On Tuesday, Tomomitsu Sakata, a spokesman for Kyushu Electric Power, said the reactor was put back online as planned without any problems.
The Fukushima disaster displaced more than 100,000 people due to radioactive contamination and spurred a national debate over this resource-scarce country's reliance on nuclear power.
A majority of Japanese oppose the return to nuclear energy. Dozens of protesters, including ex-Prime Minister Naoto Kan, who was in office at the time of the disaster and has become an outspoken critic of nuclear power, were gathered outside the plant as police stood guard.
The Nuclear Regulation Authority affirmed the safety of the Sendai reactor and another one at the plant last September under stricter safety rules imposed after the 2011 accident, the worst since the 1986 Chernobyl explosion.

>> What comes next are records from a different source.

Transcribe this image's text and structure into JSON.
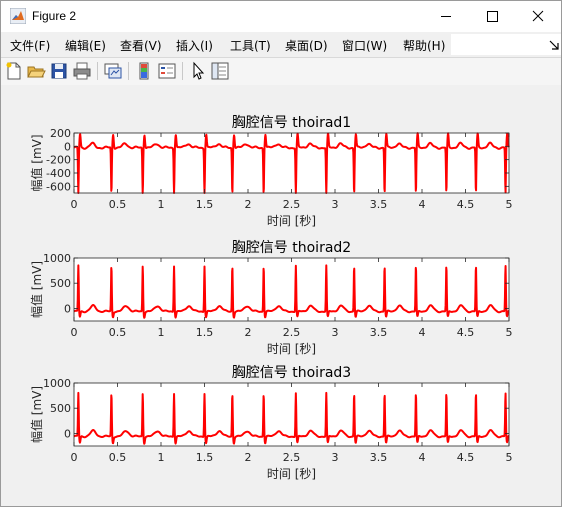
{
  "window": {
    "title": "Figure 2"
  },
  "menu": [
    "文件(F)",
    "编辑(E)",
    "查看(V)",
    "插入(I)",
    "工具(T)",
    "桌面(D)",
    "窗口(W)",
    "帮助(H)"
  ],
  "toolbar_icons": [
    "new-figure-icon",
    "open-folder-icon",
    "save-icon",
    "print-icon",
    "link-plot-icon",
    "insert-colorbar-icon",
    "insert-legend-icon",
    "pointer-icon",
    "property-inspector-icon"
  ],
  "colors": {
    "signal": "#ff0000",
    "axes_bg": "#ffffff",
    "figure_bg": "#f0f0f0"
  },
  "axes": [
    {
      "title": "胸腔信号 thoirad1",
      "ylabel": "幅值 [mV]",
      "xlabel": "时间 [秒]",
      "yticks": [
        "200",
        "0",
        "-200",
        "-400",
        "-600"
      ],
      "xticks": [
        "0",
        "0.5",
        "1",
        "1.5",
        "2",
        "2.5",
        "3",
        "3.5",
        "4",
        "4.5",
        "5"
      ]
    },
    {
      "title": "胸腔信号 thoirad2",
      "ylabel": "幅值 [mV]",
      "xlabel": "时间 [秒]",
      "yticks": [
        "1000",
        "500",
        "0"
      ],
      "xticks": [
        "0",
        "0.5",
        "1",
        "1.5",
        "2",
        "2.5",
        "3",
        "3.5",
        "4",
        "4.5",
        "5"
      ]
    },
    {
      "title": "胸腔信号 thoirad3",
      "ylabel": "幅值 [mV]",
      "xlabel": "时间 [秒]",
      "yticks": [
        "1000",
        "500",
        "0"
      ],
      "xticks": [
        "0",
        "0.5",
        "1",
        "1.5",
        "2",
        "2.5",
        "3",
        "3.5",
        "4",
        "4.5",
        "5"
      ]
    }
  ],
  "chart_data": [
    {
      "type": "line",
      "title": "胸腔信号 thoirad1",
      "xlabel": "时间 [秒]",
      "ylabel": "幅值 [mV]",
      "xlim": [
        0,
        5
      ],
      "ylim": [
        -700,
        200
      ],
      "grid": false,
      "series": [
        {
          "color": "#ff0000",
          "beats_x": [
            0.05,
            0.43,
            0.79,
            1.15,
            1.5,
            1.82,
            2.18,
            2.55,
            2.9,
            3.22,
            3.57,
            3.93,
            4.28,
            4.62,
            4.96
          ],
          "r_min": -690,
          "s_peak": 180,
          "baseline": -20
        }
      ]
    },
    {
      "type": "line",
      "title": "胸腔信号 thoirad2",
      "xlabel": "时间 [秒]",
      "ylabel": "幅值 [mV]",
      "xlim": [
        0,
        5
      ],
      "ylim": [
        -250,
        1000
      ],
      "grid": false,
      "series": [
        {
          "color": "#ff0000",
          "beats_x": [
            0.05,
            0.43,
            0.79,
            1.15,
            1.5,
            1.82,
            2.18,
            2.55,
            2.9,
            3.22,
            3.57,
            3.93,
            4.28,
            4.62,
            4.96
          ],
          "r_peak": 850,
          "q_min": -170,
          "baseline": -60
        }
      ]
    },
    {
      "type": "line",
      "title": "胸腔信号 thoirad3",
      "xlabel": "时间 [秒]",
      "ylabel": "幅值 [mV]",
      "xlim": [
        0,
        5
      ],
      "ylim": [
        -250,
        1000
      ],
      "grid": false,
      "series": [
        {
          "color": "#ff0000",
          "beats_x": [
            0.05,
            0.43,
            0.79,
            1.15,
            1.5,
            1.82,
            2.18,
            2.55,
            2.9,
            3.22,
            3.57,
            3.93,
            4.28,
            4.62,
            4.96
          ],
          "r_peak": 800,
          "q_min": -190,
          "baseline": -60
        }
      ]
    }
  ]
}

The second Sendai reactor is due to restart in October.
Koichi Miyazawa, Japan's industry minister, said Tuesday that the government would “put safety first” in resuming use of nuclear power.
Protesters outside the Sendai plant are not convinced.

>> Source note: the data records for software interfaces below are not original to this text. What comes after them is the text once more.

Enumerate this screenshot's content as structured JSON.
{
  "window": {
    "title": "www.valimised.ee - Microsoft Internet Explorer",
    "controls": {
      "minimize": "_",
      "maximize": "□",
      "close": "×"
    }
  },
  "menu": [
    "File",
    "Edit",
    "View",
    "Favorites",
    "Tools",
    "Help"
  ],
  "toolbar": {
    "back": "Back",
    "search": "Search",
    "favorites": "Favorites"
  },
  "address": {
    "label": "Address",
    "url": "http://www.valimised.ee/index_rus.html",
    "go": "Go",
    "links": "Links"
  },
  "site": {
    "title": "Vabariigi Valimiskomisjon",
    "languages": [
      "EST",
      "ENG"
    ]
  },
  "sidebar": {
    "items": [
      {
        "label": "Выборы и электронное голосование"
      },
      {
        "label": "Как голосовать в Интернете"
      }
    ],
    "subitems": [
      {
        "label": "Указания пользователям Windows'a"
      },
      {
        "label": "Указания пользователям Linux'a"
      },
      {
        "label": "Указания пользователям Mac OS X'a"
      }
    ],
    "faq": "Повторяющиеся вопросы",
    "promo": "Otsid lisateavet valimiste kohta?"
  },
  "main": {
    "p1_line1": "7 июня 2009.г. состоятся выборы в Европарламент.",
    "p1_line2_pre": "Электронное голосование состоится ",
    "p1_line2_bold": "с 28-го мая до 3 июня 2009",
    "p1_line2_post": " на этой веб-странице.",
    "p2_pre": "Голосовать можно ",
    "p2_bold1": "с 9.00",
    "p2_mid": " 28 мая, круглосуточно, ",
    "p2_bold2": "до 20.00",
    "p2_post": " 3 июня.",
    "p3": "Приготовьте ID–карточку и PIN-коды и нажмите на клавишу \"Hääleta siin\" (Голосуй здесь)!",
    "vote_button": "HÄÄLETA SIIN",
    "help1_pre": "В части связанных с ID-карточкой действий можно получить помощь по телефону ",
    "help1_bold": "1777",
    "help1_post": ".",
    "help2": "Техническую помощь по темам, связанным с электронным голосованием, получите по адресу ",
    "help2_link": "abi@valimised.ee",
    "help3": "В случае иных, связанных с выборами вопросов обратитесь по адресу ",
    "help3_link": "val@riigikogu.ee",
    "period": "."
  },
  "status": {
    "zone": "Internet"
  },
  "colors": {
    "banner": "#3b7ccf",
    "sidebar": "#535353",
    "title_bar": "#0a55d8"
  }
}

“You will need to change where you evacuate to depending on the direction of the wind. The current evacuation plan is nonsense,” said Shouhei Nomura, a 79-year-old former worker at a nuclear plant equipment maker, who now opposes atomic energy and is living in a protest camp near the plant.

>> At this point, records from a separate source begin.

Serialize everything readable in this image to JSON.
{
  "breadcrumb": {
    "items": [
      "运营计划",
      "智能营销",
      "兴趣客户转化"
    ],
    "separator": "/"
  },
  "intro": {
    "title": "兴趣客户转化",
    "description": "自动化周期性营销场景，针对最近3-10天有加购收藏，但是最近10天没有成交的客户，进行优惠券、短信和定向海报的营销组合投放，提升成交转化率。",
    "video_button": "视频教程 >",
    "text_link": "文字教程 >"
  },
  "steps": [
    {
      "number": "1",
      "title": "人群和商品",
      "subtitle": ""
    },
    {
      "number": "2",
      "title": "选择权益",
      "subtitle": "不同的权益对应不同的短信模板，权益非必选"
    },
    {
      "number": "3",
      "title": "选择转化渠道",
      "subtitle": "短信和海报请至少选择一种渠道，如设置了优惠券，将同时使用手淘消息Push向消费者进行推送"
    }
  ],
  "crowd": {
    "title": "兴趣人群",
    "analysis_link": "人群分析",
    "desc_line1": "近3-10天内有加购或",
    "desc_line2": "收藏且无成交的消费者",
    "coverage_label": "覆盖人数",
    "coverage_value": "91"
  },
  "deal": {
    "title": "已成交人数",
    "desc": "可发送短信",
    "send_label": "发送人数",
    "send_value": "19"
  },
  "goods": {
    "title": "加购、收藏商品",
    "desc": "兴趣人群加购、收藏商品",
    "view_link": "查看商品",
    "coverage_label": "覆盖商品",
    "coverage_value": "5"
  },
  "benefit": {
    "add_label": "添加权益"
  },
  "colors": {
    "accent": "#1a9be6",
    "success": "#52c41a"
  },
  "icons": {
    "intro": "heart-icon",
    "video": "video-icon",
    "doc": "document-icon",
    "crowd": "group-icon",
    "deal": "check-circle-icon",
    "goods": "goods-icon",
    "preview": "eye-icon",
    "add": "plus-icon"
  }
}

All of Japan's 43 workable reactors were idled for the past two years pending safety checks. To offset the shortfall in power output, the country ramped up imports of oil and gas and fired up more thermal power plants, slowing progress toward reducing its emissions of greenhouse gases.
Prime Minister Shinzo Abe has sought to have the reactors restarted as soon as possible to help reduce costly reliance on imported oil and gas and alleviate the financial burden on utilities of maintaining the idled plants.
Utilities are seeking approvals to restart 23 reactors, including the other Sendai reactor.